THE RECORDS>
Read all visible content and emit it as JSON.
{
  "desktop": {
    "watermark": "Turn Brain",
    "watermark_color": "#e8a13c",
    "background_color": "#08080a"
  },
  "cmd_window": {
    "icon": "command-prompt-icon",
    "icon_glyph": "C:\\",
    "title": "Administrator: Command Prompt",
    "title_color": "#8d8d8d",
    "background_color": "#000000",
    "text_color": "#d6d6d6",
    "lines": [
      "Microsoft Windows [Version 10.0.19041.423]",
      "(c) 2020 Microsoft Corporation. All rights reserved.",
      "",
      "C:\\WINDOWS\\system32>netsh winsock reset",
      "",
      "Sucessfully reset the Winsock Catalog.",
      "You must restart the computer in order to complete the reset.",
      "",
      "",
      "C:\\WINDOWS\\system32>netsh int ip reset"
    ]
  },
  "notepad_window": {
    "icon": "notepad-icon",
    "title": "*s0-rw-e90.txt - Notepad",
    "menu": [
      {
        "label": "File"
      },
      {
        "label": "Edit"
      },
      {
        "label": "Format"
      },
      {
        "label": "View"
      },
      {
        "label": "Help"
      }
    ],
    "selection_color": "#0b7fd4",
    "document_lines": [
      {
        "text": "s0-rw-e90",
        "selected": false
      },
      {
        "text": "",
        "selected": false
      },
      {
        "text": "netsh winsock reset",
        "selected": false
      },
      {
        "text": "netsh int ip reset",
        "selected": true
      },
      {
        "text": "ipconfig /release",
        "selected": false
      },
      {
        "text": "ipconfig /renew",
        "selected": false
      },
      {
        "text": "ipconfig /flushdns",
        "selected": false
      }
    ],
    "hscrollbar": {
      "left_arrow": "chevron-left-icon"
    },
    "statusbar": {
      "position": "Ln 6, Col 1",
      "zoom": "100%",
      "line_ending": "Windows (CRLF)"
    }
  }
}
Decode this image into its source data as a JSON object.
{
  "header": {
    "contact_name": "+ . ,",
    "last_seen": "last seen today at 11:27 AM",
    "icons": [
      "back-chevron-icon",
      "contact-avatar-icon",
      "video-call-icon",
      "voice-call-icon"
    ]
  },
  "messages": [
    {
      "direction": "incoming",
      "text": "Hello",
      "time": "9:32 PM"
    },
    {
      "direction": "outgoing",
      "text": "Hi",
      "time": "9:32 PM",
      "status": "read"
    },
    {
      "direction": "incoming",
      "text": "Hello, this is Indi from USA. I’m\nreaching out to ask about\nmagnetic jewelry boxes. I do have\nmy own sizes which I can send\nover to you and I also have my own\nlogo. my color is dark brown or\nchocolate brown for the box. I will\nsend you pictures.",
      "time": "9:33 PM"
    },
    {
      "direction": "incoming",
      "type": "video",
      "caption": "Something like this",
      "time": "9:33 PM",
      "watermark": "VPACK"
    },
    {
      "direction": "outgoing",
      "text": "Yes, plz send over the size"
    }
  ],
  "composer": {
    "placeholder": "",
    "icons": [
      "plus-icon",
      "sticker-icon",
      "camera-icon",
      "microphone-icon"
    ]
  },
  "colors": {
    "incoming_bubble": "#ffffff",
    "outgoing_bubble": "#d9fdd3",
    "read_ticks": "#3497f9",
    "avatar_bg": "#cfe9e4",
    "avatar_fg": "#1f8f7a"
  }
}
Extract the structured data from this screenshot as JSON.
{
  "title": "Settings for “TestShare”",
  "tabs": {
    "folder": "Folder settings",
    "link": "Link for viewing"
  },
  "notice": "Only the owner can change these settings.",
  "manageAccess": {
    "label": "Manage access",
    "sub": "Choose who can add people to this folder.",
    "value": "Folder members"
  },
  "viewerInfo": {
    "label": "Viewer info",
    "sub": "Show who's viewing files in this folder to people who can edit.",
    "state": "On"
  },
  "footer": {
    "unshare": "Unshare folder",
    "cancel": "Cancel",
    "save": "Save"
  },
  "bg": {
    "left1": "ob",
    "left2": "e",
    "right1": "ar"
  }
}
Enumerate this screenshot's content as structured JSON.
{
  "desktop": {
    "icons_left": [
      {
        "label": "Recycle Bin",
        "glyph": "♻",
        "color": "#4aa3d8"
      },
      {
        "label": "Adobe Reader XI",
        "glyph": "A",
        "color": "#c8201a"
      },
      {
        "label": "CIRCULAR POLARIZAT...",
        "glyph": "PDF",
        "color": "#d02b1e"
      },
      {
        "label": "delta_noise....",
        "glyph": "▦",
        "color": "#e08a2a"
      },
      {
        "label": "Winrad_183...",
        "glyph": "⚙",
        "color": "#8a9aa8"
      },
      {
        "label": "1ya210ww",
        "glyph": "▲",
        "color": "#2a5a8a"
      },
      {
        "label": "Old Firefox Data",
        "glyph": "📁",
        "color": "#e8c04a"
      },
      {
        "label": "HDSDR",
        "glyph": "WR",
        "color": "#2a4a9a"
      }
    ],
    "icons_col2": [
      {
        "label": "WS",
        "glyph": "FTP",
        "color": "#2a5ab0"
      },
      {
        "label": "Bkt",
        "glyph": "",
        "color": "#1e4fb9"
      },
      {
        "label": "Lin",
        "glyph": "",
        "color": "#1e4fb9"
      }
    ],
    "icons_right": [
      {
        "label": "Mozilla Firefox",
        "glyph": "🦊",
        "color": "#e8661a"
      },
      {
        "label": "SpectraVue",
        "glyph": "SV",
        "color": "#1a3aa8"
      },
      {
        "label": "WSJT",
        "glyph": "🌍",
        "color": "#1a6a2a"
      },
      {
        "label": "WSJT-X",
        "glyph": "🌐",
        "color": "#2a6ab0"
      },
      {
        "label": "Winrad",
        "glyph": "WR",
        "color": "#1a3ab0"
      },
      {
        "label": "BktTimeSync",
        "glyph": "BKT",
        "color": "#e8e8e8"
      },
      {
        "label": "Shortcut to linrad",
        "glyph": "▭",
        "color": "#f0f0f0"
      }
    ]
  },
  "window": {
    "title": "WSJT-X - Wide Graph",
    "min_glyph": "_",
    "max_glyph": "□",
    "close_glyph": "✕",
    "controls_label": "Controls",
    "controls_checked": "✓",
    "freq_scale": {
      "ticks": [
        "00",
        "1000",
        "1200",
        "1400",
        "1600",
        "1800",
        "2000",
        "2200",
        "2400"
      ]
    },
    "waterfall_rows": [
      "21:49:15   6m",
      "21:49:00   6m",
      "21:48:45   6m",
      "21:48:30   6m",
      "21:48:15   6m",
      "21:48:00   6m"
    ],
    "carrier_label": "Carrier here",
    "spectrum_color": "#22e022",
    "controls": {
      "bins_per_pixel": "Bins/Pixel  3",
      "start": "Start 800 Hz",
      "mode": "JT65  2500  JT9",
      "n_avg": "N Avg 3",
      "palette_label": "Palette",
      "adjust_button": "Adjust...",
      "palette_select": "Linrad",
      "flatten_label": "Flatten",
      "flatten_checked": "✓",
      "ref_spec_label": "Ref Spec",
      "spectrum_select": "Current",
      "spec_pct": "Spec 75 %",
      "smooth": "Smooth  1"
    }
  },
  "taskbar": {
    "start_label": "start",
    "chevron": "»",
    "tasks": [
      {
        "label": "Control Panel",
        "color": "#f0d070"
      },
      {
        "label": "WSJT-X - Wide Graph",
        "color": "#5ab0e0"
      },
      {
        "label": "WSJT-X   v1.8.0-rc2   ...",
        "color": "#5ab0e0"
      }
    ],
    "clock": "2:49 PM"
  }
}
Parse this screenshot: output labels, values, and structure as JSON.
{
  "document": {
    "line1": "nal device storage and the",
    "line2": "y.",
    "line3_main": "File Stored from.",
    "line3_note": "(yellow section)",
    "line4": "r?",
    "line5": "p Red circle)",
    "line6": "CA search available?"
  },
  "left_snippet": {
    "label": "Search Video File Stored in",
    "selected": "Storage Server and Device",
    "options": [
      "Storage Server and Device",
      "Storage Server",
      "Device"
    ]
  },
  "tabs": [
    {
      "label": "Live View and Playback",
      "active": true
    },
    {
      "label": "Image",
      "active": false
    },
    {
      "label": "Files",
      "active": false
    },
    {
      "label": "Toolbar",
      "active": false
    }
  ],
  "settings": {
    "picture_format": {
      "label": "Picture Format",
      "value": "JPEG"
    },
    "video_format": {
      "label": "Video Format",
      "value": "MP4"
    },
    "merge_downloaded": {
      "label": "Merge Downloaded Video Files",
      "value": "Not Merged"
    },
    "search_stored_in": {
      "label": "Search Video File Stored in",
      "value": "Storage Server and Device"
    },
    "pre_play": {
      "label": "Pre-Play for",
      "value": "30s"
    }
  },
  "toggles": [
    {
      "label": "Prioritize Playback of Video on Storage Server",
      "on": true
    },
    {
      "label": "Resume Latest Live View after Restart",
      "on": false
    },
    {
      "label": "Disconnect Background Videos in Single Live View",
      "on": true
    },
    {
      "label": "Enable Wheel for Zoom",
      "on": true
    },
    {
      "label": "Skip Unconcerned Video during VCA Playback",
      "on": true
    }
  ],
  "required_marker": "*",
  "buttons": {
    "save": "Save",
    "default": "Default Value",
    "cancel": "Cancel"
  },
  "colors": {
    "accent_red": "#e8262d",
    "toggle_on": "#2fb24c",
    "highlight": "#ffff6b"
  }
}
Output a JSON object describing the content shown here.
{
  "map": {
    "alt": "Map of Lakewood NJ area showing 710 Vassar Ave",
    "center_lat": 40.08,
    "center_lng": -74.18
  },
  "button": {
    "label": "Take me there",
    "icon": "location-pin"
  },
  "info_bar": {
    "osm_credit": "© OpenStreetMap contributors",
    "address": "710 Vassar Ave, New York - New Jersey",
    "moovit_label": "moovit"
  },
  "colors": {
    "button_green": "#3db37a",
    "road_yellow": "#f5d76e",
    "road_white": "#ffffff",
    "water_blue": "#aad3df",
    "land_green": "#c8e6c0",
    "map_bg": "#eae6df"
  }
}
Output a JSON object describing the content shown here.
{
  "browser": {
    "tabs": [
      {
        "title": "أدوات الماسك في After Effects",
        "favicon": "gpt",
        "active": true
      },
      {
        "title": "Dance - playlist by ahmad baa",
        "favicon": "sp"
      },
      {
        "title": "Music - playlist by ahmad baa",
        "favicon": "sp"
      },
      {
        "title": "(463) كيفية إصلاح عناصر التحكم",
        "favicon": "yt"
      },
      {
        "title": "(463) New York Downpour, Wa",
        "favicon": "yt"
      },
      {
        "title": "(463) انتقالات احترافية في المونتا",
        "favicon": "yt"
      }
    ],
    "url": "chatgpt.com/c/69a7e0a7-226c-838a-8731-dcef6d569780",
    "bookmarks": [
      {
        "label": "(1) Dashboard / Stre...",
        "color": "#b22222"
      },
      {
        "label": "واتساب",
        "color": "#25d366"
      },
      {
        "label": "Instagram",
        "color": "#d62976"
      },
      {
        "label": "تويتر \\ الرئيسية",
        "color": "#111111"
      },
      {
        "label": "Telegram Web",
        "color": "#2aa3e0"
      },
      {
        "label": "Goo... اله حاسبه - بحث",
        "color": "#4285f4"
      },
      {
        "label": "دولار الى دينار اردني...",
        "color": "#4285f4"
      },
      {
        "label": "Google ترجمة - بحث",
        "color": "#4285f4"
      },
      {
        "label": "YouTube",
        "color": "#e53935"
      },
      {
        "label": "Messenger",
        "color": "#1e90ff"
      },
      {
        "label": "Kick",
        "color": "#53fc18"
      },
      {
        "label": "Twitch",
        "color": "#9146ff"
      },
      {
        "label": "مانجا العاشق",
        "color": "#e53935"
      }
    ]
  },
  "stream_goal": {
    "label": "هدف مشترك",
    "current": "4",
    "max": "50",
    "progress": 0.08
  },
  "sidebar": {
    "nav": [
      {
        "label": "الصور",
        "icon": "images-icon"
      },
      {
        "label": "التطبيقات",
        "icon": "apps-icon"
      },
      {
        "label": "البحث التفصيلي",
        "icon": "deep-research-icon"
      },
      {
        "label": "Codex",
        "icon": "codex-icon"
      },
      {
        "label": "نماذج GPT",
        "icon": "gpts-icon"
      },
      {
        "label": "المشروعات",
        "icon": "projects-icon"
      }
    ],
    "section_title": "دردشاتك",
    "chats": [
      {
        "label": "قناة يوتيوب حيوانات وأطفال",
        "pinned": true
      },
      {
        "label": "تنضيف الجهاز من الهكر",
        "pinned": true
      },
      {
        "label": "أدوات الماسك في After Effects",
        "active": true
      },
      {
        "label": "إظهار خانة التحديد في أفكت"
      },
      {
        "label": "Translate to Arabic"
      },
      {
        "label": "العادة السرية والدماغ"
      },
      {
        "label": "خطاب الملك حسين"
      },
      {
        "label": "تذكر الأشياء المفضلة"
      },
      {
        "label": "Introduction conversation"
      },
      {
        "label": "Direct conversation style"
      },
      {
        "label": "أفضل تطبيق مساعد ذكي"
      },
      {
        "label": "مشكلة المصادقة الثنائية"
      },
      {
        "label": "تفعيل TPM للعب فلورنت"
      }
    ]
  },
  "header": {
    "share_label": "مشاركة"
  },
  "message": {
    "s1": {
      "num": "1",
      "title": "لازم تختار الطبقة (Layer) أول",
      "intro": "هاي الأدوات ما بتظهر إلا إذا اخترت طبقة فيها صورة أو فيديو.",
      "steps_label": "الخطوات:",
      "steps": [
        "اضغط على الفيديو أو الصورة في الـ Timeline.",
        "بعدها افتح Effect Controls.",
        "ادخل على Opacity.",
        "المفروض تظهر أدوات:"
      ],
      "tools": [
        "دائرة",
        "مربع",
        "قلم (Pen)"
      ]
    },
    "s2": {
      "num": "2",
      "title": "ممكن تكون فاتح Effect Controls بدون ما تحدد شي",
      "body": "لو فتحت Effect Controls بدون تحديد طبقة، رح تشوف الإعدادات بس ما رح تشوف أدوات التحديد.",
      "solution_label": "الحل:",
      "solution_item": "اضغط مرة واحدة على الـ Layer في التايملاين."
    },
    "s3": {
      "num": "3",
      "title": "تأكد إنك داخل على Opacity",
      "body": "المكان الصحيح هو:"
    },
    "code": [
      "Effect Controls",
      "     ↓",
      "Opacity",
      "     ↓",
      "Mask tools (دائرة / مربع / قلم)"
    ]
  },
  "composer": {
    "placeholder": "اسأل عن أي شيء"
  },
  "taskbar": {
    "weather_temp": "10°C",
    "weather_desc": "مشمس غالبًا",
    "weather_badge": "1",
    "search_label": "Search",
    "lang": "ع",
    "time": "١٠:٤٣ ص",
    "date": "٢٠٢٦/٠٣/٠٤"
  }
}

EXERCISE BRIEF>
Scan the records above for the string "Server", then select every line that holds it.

ANSWER SECTION>
    "selected": "Storage Server and Device",
      "Storage Server and Device",
      "Storage Server",
      "value": "Storage Server and Device"
      "label": "Prioritize Playback of Video on Storage Server",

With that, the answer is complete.